Work task »
Look through the material below for "free". Copy every line that contains it.
------------------------------
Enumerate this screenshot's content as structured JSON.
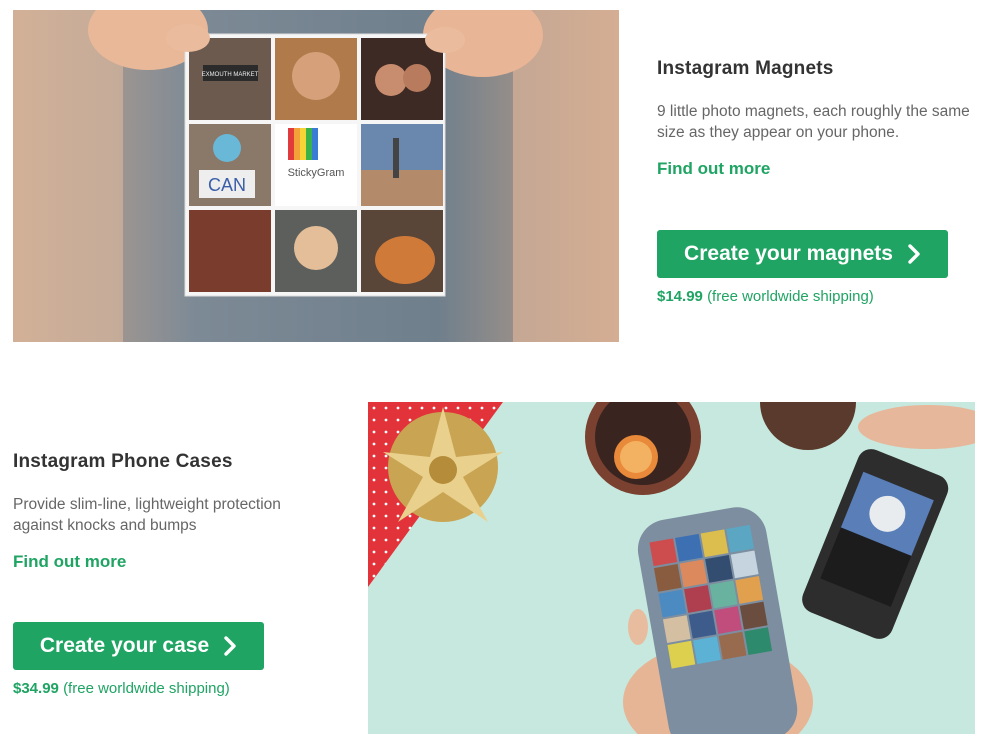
{
  "products": [
    {
      "title": "Instagram Magnets",
      "description": "9 little photo magnets, each roughly the same size as they appear on your phone.",
      "link_label": "Find out more",
      "cta_label": "Create your magnets",
      "price": "$14.99",
      "shipping": "(free worldwide shipping)",
      "image": {
        "brand_label": "StickyGram",
        "sign_label": "CAN",
        "street_sign": "EXMOUTH MARKET"
      }
    },
    {
      "title": "Instagram Phone Cases",
      "description": "Provide slim-line, lightweight protection against knocks and bumps",
      "link_label": "Find out more",
      "cta_label": "Create your case",
      "price": "$34.99",
      "shipping": "(free worldwide shipping)"
    }
  ],
  "colors": {
    "accent": "#1fa463",
    "title": "#333333",
    "body_text": "#666666"
  },
  "icons": {
    "cta_chevron": "chevron-right-icon"
  }
}
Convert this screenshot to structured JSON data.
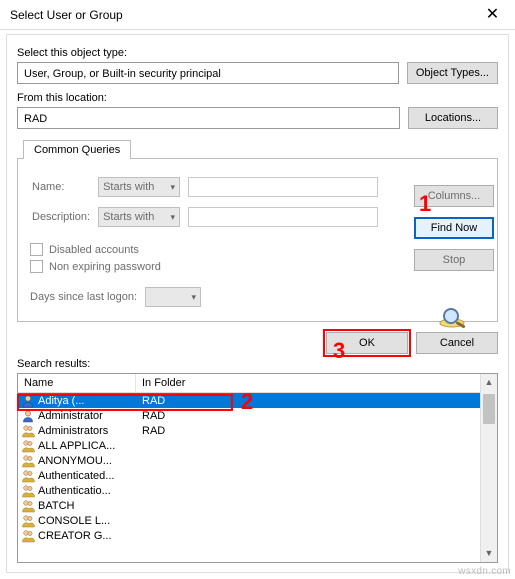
{
  "window": {
    "title": "Select User or Group",
    "close": "✕"
  },
  "labels": {
    "object_type": "Select this object type:",
    "from_location": "From this location:",
    "common_queries_tab": "Common Queries",
    "name": "Name:",
    "description": "Description:",
    "disabled_accounts": "Disabled accounts",
    "non_expiring": "Non expiring password",
    "days_since": "Days since last logon:",
    "search_results": "Search results:",
    "col_name": "Name",
    "col_folder": "In Folder"
  },
  "values": {
    "object_type": "User, Group, or Built-in security principal",
    "from_location": "RAD",
    "name_mode": "Starts with",
    "desc_mode": "Starts with"
  },
  "buttons": {
    "object_types": "Object Types...",
    "locations": "Locations...",
    "columns": "Columns...",
    "find_now": "Find Now",
    "stop": "Stop",
    "ok": "OK",
    "cancel": "Cancel"
  },
  "callouts": {
    "one": "1",
    "two": "2",
    "three": "3"
  },
  "results": [
    {
      "name": "Aditya           (...",
      "folder": "RAD",
      "type": "user",
      "selected": true
    },
    {
      "name": "Administrator",
      "folder": "RAD",
      "type": "user"
    },
    {
      "name": "Administrators",
      "folder": "RAD",
      "type": "group"
    },
    {
      "name": "ALL APPLICA...",
      "folder": "",
      "type": "group"
    },
    {
      "name": "ANONYMOU...",
      "folder": "",
      "type": "group"
    },
    {
      "name": "Authenticated...",
      "folder": "",
      "type": "group"
    },
    {
      "name": "Authenticatio...",
      "folder": "",
      "type": "group"
    },
    {
      "name": "BATCH",
      "folder": "",
      "type": "group"
    },
    {
      "name": "CONSOLE L...",
      "folder": "",
      "type": "group"
    },
    {
      "name": "CREATOR G...",
      "folder": "",
      "type": "group"
    }
  ],
  "watermark": "wsxdn.com"
}
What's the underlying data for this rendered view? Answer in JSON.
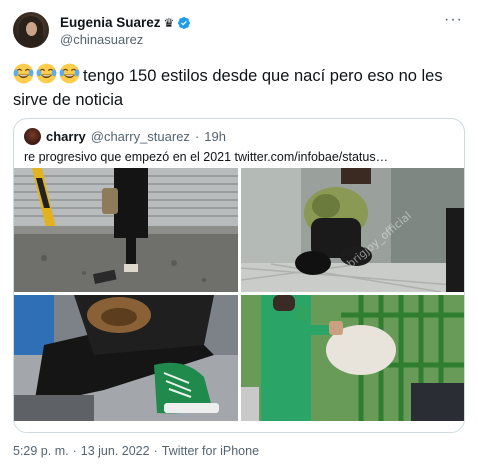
{
  "author": {
    "display_name": "Eugenia Suarez",
    "handle": "@chinasuarez",
    "crown_glyph": "♛",
    "verified_color": "#1d9bf0"
  },
  "tweet": {
    "emojis": [
      "face-with-tears-of-joy",
      "face-with-tears-of-joy",
      "face-with-tears-of-joy"
    ],
    "text": "tengo 150 estilos desde que nací pero eso no les sirve de noticia"
  },
  "quoted_tweet": {
    "display_name": "charry",
    "handle": "@charry_stuarez",
    "separator": "·",
    "age": "19h",
    "text": "re progresivo que empezó en el 2021  twitter.com/infobae/status…",
    "photos": [
      "photo-street",
      "photo-elevator",
      "photo-sneakers",
      "photo-green-cage"
    ],
    "watermark": "brigjoy_official"
  },
  "footer": {
    "time": "5:29 p. m.",
    "date": "13 jun. 2022",
    "source": "Twitter for iPhone",
    "separator": "·"
  },
  "colors": {
    "text_primary": "#0f1419",
    "text_secondary": "#536471",
    "border": "#cfd9de",
    "accent": "#1d9bf0"
  }
}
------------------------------
Solution to the exercise »
      "shipping": "(free worldwide shipping)",
      "shipping": "(free worldwide shipping)"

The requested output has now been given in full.